By Rebecca Mullins
Nov. 15, 2013. Appalachian and the Community Together (ACT) of Appalachian State University hosts the third annual 5k Gobbler Run on Nov. 16, where the motto is, “Run the gobbler, eat the cobbler.” And sure enough, when the race is through, everyone gets a hefty slice of cobbler while they await the race results and prize ceremony. All proceeds go to the Leigh Lane Edwards Scholarship Fund and to nonprofit restaurant Farm Cafe on King Street.
This is a fall race like no other combining fitness, giving and cobbler into a morning of spectacular food and fun.
The race begins on Nov. 16 at 8 a.m. at Appalachian State University’s Duck Pond Field on Stadium Dr. The run loops around campus and part of Boone, then finishes once more at Duck Pond.
You can register for the race online here for $16 or at the ACT Outreach Center for $15. The Outreach Center is located on ASU’s campus in room 138 of the Plemmons Student Union, part of the new extension. You can also register at 7 a.m. the morning of the race for $20.
Registration by Friday guarantees a free T-shirt to commemorate the run.
According to Heather Jo Mashburn, Assistant Director of Community Service at the ACT office, when you register you will be offered a choice of your favorite cobbler: blueberry, apple, cherry, peach or strawberry.
After the race, just pick up your cobbler and sit down for a few minutes to await the prizes. Mashburn recalled that the prizes would consist of gift cards to RoadID.com and dry ingredients to make your own cobbler.
The 5K Gobbler will present prizes to winners for each age category, as well as one to the youngest runner and one to the oldest runner. Last year, the winners were younger than 10 and older than 80, and if they can do it, so can you.
All proceeds from the race go to ACT’s Leigh Land Edwards Scholarship Fund for ASU students traveling on on international service learning experiences and the F.A.R.M. Cafe, a nonprofit restaurant in downtown Boone whose mission it is to feed anyone who comes in their doors.
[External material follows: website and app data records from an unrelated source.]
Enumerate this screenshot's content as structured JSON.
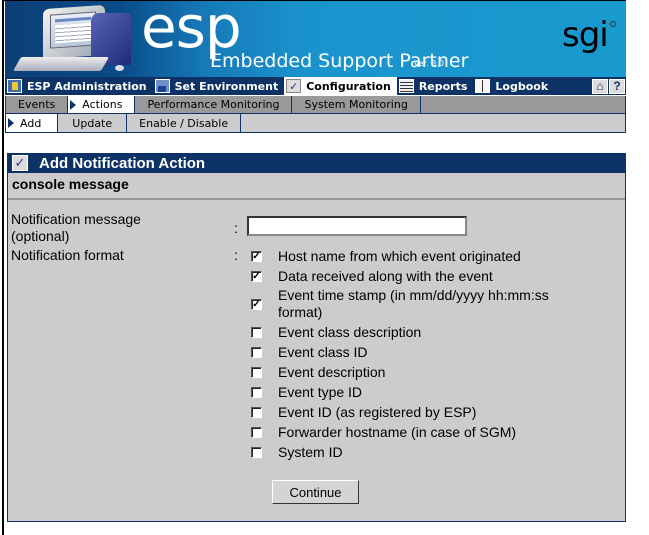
{
  "banner": {
    "logo_text": "esp",
    "product_name": "Embedded Support Partner",
    "version": "ver. 3.0",
    "company_logo": "sgi"
  },
  "nav_primary": {
    "tabs": [
      {
        "label": "ESP Administration",
        "icon": "admin-icon",
        "active": false
      },
      {
        "label": "Set Environment",
        "icon": "environment-icon",
        "active": false
      },
      {
        "label": "Configuration",
        "icon": "checkmark-icon",
        "active": true
      },
      {
        "label": "Reports",
        "icon": "table-icon",
        "active": false
      },
      {
        "label": "Logbook",
        "icon": "book-icon",
        "active": false
      }
    ],
    "home_icon": "⌂",
    "help_icon": "?"
  },
  "nav_secondary": {
    "tabs": [
      {
        "label": "Events",
        "active": false
      },
      {
        "label": "Actions",
        "active": true
      },
      {
        "label": "Performance Monitoring",
        "active": false
      },
      {
        "label": "System Monitoring",
        "active": false
      }
    ]
  },
  "nav_tertiary": {
    "tabs": [
      {
        "label": "Add",
        "active": true
      },
      {
        "label": "Update",
        "active": false
      },
      {
        "label": "Enable / Disable",
        "active": false
      }
    ]
  },
  "panel": {
    "title": "Add Notification Action",
    "subtitle": "console message",
    "message_label_line1": "Notification message",
    "message_label_line2": "(optional)",
    "message_value": "",
    "format_label": "Notification format",
    "colon": ":",
    "options": [
      {
        "label": "Host name from which event originated",
        "checked": true
      },
      {
        "label": "Data received along with the event",
        "checked": true
      },
      {
        "label_line1": "Event time stamp (in mm/dd/yyyy hh:mm:ss",
        "label_line2": "format)",
        "checked": true
      },
      {
        "label": "Event class description",
        "checked": false
      },
      {
        "label": "Event class ID",
        "checked": false
      },
      {
        "label": "Event description",
        "checked": false
      },
      {
        "label": "Event type ID",
        "checked": false
      },
      {
        "label": "Event ID (as registered by ESP)",
        "checked": false
      },
      {
        "label": "Forwarder hostname (in case of SGM)",
        "checked": false
      },
      {
        "label": "System ID",
        "checked": false
      }
    ],
    "continue_label": "Continue"
  }
}
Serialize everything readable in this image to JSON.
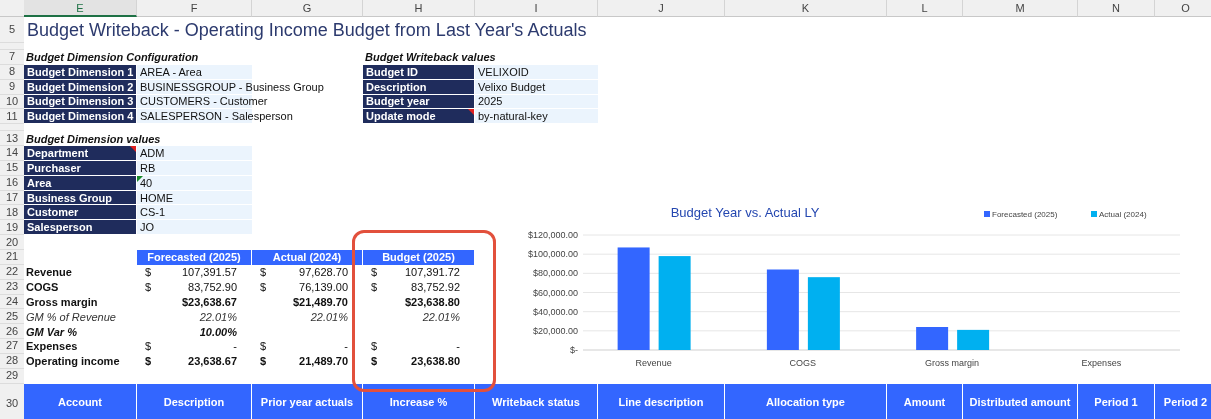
{
  "column_headers": [
    {
      "label": "E",
      "selected": true
    },
    {
      "label": "F",
      "selected": false
    },
    {
      "label": "G",
      "selected": false
    },
    {
      "label": "H",
      "selected": false
    },
    {
      "label": "I",
      "selected": false
    },
    {
      "label": "J",
      "selected": false
    },
    {
      "label": "K",
      "selected": false
    },
    {
      "label": "L",
      "selected": false
    },
    {
      "label": "M",
      "selected": false
    },
    {
      "label": "N",
      "selected": false
    },
    {
      "label": "O",
      "selected": false
    }
  ],
  "row_numbers": [
    "5",
    "7",
    "8",
    "9",
    "10",
    "11",
    "13",
    "14",
    "15",
    "16",
    "17",
    "18",
    "19",
    "20",
    "21",
    "22",
    "23",
    "24",
    "25",
    "26",
    "27",
    "28",
    "29",
    "30"
  ],
  "title": "Budget Writeback - Operating Income Budget from Last Year's Actuals",
  "config": {
    "heading": "Budget Dimension Configuration",
    "rows": [
      {
        "label": "Budget Dimension 1",
        "value": "AREA - Area",
        "label_note": false,
        "value_warning": false
      },
      {
        "label": "Budget Dimension 2",
        "value": "BUSINESSGROUP - Business Group",
        "label_note": false,
        "value_warning": false
      },
      {
        "label": "Budget Dimension 3",
        "value": "CUSTOMERS - Customer",
        "label_note": false,
        "value_warning": false
      },
      {
        "label": "Budget Dimension 4",
        "value": "SALESPERSON - Salesperson",
        "label_note": false,
        "value_warning": false
      }
    ]
  },
  "writeback": {
    "heading": "Budget Writeback values",
    "rows": [
      {
        "label": "Budget ID",
        "value": "VELIXOID",
        "label_note": false,
        "value_warning": false
      },
      {
        "label": "Description",
        "value": "Velixo Budget",
        "label_note": false,
        "value_warning": false
      },
      {
        "label": "Budget year",
        "value": "2025",
        "label_note": false,
        "value_warning": false
      },
      {
        "label": "Update mode",
        "value": "by-natural-key",
        "label_note": true,
        "value_warning": false
      }
    ]
  },
  "dimension_values": {
    "heading": "Budget Dimension values",
    "rows": [
      {
        "label": "Department",
        "value": "ADM",
        "label_note": true,
        "value_warning": false
      },
      {
        "label": "Purchaser",
        "value": "RB",
        "label_note": false,
        "value_warning": false
      },
      {
        "label": "Area",
        "value": "40",
        "label_note": false,
        "value_warning": true
      },
      {
        "label": "Business Group",
        "value": "HOME",
        "label_note": false,
        "value_warning": false
      },
      {
        "label": "Customer",
        "value": "CS-1",
        "label_note": false,
        "value_warning": false
      },
      {
        "label": "Salesperson",
        "value": "JO",
        "label_note": false,
        "value_warning": false
      }
    ]
  },
  "summary": {
    "columns": [
      "Forecasted (2025)",
      "Actual (2024)",
      "Budget (2025)"
    ],
    "rows": [
      {
        "label": "Revenue",
        "kind": "bold_label",
        "cells": [
          {
            "currency": "$",
            "amount": "107,391.57"
          },
          {
            "currency": "$",
            "amount": "97,628.70"
          },
          {
            "currency": "$",
            "amount": "107,391.72"
          }
        ]
      },
      {
        "label": "COGS",
        "kind": "bold_label",
        "cells": [
          {
            "currency": "$",
            "amount": "83,752.90"
          },
          {
            "currency": "$",
            "amount": "76,139.00"
          },
          {
            "currency": "$",
            "amount": "83,752.92"
          }
        ]
      },
      {
        "label": "Gross margin",
        "kind": "bold",
        "cells": [
          {
            "amount": "$23,638.67"
          },
          {
            "amount": "$21,489.70"
          },
          {
            "amount": "$23,638.80"
          }
        ]
      },
      {
        "label": "GM % of Revenue",
        "kind": "italic",
        "cells": [
          {
            "amount": "22.01%"
          },
          {
            "amount": "22.01%"
          },
          {
            "amount": "22.01%"
          }
        ]
      },
      {
        "label": "GM Var %",
        "kind": "bold_italic",
        "cells": [
          {
            "amount": "10.00%"
          }
        ]
      },
      {
        "label": "Expenses",
        "kind": "bold_label",
        "cells": [
          {
            "currency": "$",
            "amount": "-"
          },
          {
            "currency": "$",
            "amount": "-"
          },
          {
            "currency": "$",
            "amount": "-"
          }
        ]
      },
      {
        "label": "Operating income",
        "kind": "bold",
        "cells": [
          {
            "currency": "$",
            "amount": "23,638.67"
          },
          {
            "currency": "$",
            "amount": "21,489.70"
          },
          {
            "currency": "$",
            "amount": "23,638.80"
          }
        ]
      }
    ]
  },
  "chart_data": {
    "type": "bar",
    "title": "Budget Year vs. Actual LY",
    "categories": [
      "Revenue",
      "COGS",
      "Gross margin",
      "Expenses"
    ],
    "series": [
      {
        "name": "Forecasted (2025)",
        "color": "#3366ff",
        "values": [
          107000,
          84000,
          24000,
          0
        ]
      },
      {
        "name": "Actual (2024)",
        "color": "#00b0f0",
        "values": [
          98000,
          76000,
          21000,
          0
        ]
      }
    ],
    "ylim": [
      0,
      120000
    ],
    "grid": true,
    "legend": true,
    "yticks": [
      {
        "value": 0,
        "label": "$-"
      },
      {
        "value": 20000,
        "label": "$20,000.00"
      },
      {
        "value": 40000,
        "label": "$40,000.00"
      },
      {
        "value": 60000,
        "label": "$60,000.00"
      },
      {
        "value": 80000,
        "label": "$80,000.00"
      },
      {
        "value": 100000,
        "label": "$100,000.00"
      },
      {
        "value": 120000,
        "label": "$120,000.00"
      }
    ]
  },
  "table": {
    "columns": [
      "Account",
      "Description",
      "Prior year actuals",
      "Increase %",
      "Writeback status",
      "Line description",
      "Allocation type",
      "Amount",
      "Distributed amount",
      "Period 1",
      "Period 2"
    ]
  }
}
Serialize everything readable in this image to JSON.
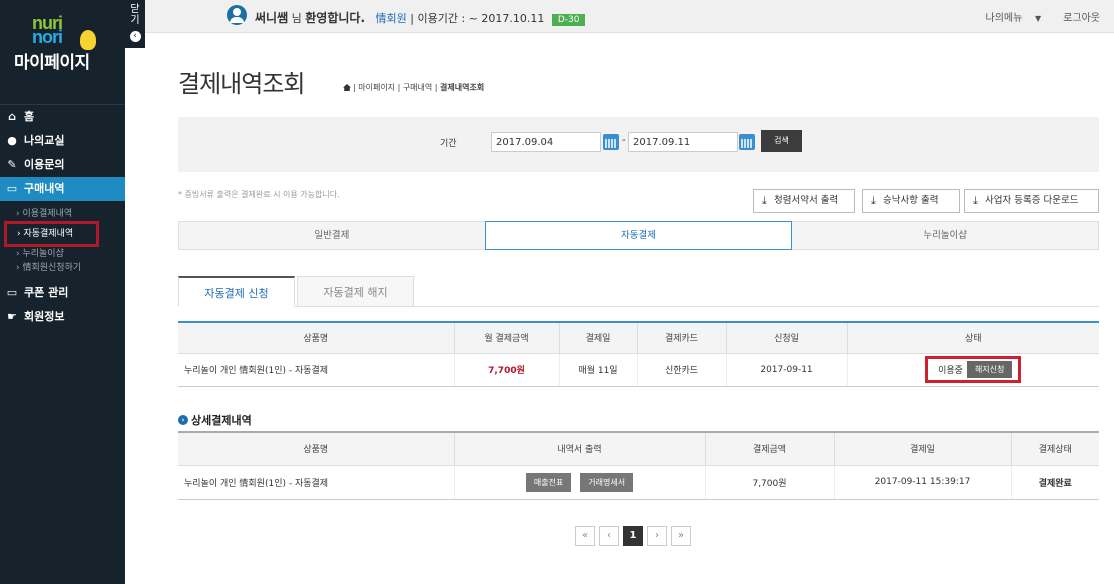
{
  "sidebar": {
    "close_label": "닫기",
    "close_label_top": "닫",
    "close_label_bottom": "기",
    "logo_line1": "nuri",
    "logo_line2": "nori",
    "title": "마이페이지",
    "menu": [
      {
        "label": "홈",
        "icon": "home-icon"
      },
      {
        "label": "나의교실",
        "icon": "user-icon"
      },
      {
        "label": "이용문의",
        "icon": "edit-icon"
      },
      {
        "label": "구매내역",
        "icon": "cart-icon"
      }
    ],
    "submenu": [
      {
        "label": "이용결제내역"
      },
      {
        "label": "자동결제내역"
      },
      {
        "label": "누리놀이샵"
      },
      {
        "label": "情회원신청하기"
      }
    ],
    "menu2": [
      {
        "label": "쿠폰 관리",
        "icon": "coupon-icon"
      },
      {
        "label": "회원정보",
        "icon": "hand-icon"
      }
    ]
  },
  "topbar": {
    "username": "써니쌤",
    "honorific": "님",
    "welcome": "환영합니다.",
    "grade": "情회원",
    "period": "| 이용기간 : ~ 2017.10.11",
    "dday": "D-30",
    "my_menu": "나의메뉴",
    "dropdown": "▼",
    "logout": "로그아웃"
  },
  "page": {
    "title": "결제내역조회",
    "breadcrumb": "| 마이페이지 | 구매내역 |",
    "breadcrumb_current": "결제내역조회"
  },
  "search": {
    "period_label": "기간",
    "start_date": "2017.09.04",
    "end_date": "2017.09.11",
    "separator": "-",
    "button": "검색"
  },
  "note": "* 증빙서류 출력은 결제완료 시 이용 가능합니다.",
  "downloads": [
    {
      "label": "청렴서약서 출력"
    },
    {
      "label": "승낙사항 출력"
    },
    {
      "label": "사업자 등록증 다운로드"
    }
  ],
  "main_tabs": [
    {
      "label": "일반결제"
    },
    {
      "label": "자동결제"
    },
    {
      "label": "누리놀이샵"
    }
  ],
  "sub_tabs": [
    {
      "label": "자동결제 신청"
    },
    {
      "label": "자동결제 해지"
    }
  ],
  "auto_table": {
    "headers": [
      "상품명",
      "월 결제금액",
      "결제일",
      "결제카드",
      "신청일",
      "상태"
    ],
    "row": {
      "product": "누리놀이 개인 情회원(1인) - 자동결제",
      "amount": "7,700원",
      "pay_day": "매월 11일",
      "card": "신한카드",
      "apply_date": "2017-09-11",
      "status": "이용중",
      "cancel": "해지신청"
    }
  },
  "detail": {
    "title": "상세결제내역",
    "icon": "›",
    "headers": [
      "상품명",
      "내역서 출력",
      "결제금액",
      "결제일",
      "결제상태"
    ],
    "row": {
      "product": "누리놀이 개인 情회원(1인) - 자동결제",
      "btn1": "매출전표",
      "btn2": "거래명세서",
      "amount": "7,700원",
      "date": "2017-09-11 15:39:17",
      "status": "결제완료"
    }
  },
  "pager": {
    "first": "«",
    "prev": "‹",
    "page": "1",
    "next": "›",
    "last": "»"
  }
}
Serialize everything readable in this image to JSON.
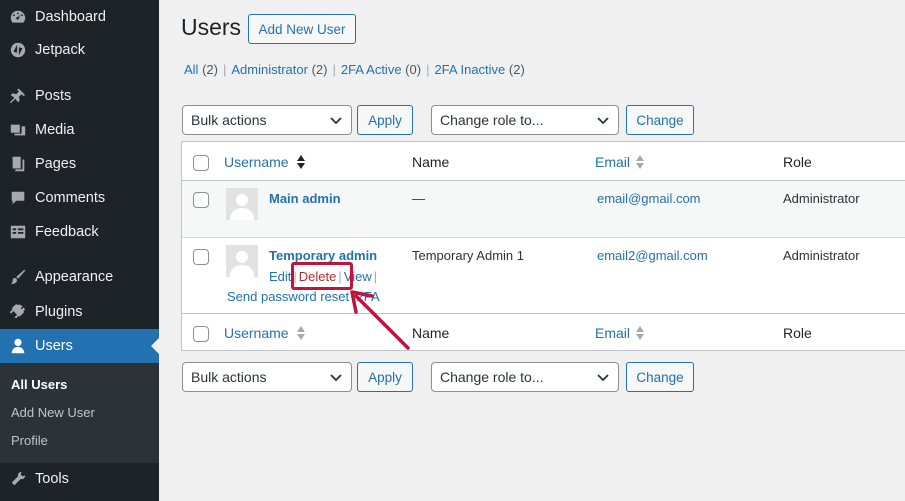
{
  "sidebar": {
    "items": [
      {
        "label": "Dashboard",
        "icon": "dashboard-icon"
      },
      {
        "label": "Jetpack",
        "icon": "jetpack-icon"
      },
      {
        "label": "Posts",
        "icon": "pin-icon"
      },
      {
        "label": "Media",
        "icon": "media-icon"
      },
      {
        "label": "Pages",
        "icon": "pages-icon"
      },
      {
        "label": "Comments",
        "icon": "comment-icon"
      },
      {
        "label": "Feedback",
        "icon": "feedback-icon"
      },
      {
        "label": "Appearance",
        "icon": "brush-icon"
      },
      {
        "label": "Plugins",
        "icon": "plug-icon"
      },
      {
        "label": "Users",
        "icon": "user-icon"
      },
      {
        "label": "Tools",
        "icon": "wrench-icon"
      }
    ],
    "submenu": [
      "All Users",
      "Add New User",
      "Profile"
    ]
  },
  "page": {
    "title": "Users",
    "add_new_label": "Add New User"
  },
  "filters": [
    {
      "label": "All",
      "count": "(2)"
    },
    {
      "label": "Administrator",
      "count": "(2)"
    },
    {
      "label": "2FA Active",
      "count": "(0)"
    },
    {
      "label": "2FA Inactive",
      "count": "(2)"
    }
  ],
  "toolbar": {
    "bulk_actions": "Bulk actions",
    "apply": "Apply",
    "change_role": "Change role to...",
    "change": "Change"
  },
  "table": {
    "headers": {
      "username": "Username",
      "name": "Name",
      "email": "Email",
      "role": "Role"
    },
    "rows": [
      {
        "username": "Main admin",
        "name": "—",
        "email": "email@gmail.com",
        "role": "Administrator"
      },
      {
        "username": "Temporary admin",
        "name": "Temporary Admin 1",
        "email": "email2@gmail.com",
        "role": "Administrator"
      }
    ],
    "row_actions": {
      "edit": "Edit",
      "delete": "Delete",
      "view": "View",
      "reset": "Send password reset",
      "twofa": "2FA"
    }
  },
  "colors": {
    "accent": "#2271b1",
    "sidebar": "#1d2327",
    "highlight": "#c0143c",
    "delete": "#b32d2e"
  }
}
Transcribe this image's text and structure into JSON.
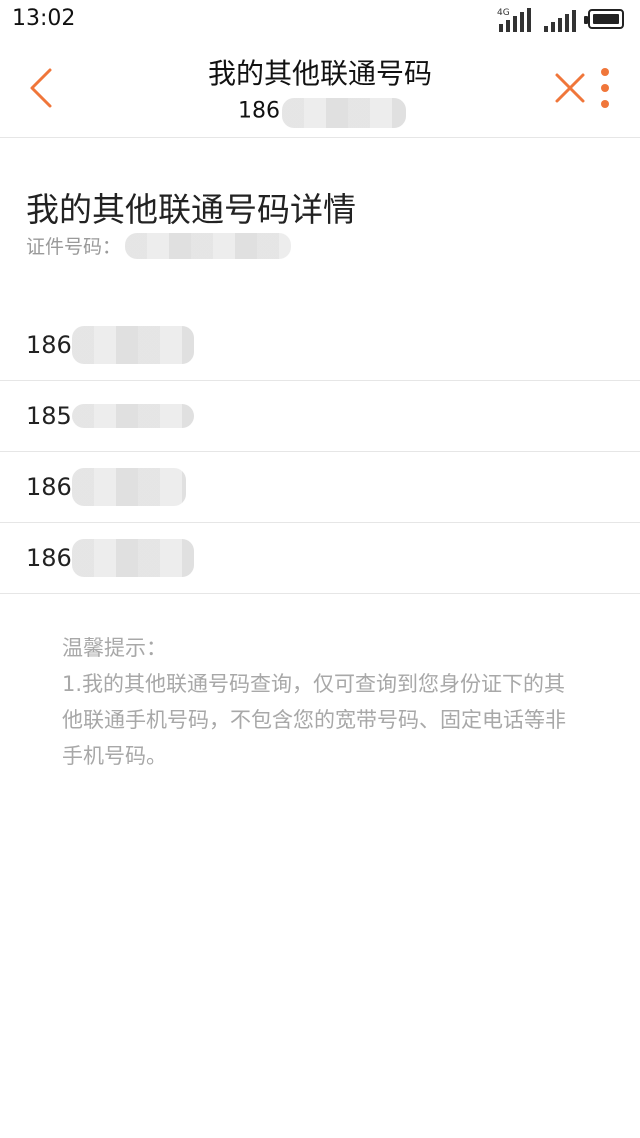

“We just believe that its for a good cause and hope that people will come out and support it,” commented Mashburn.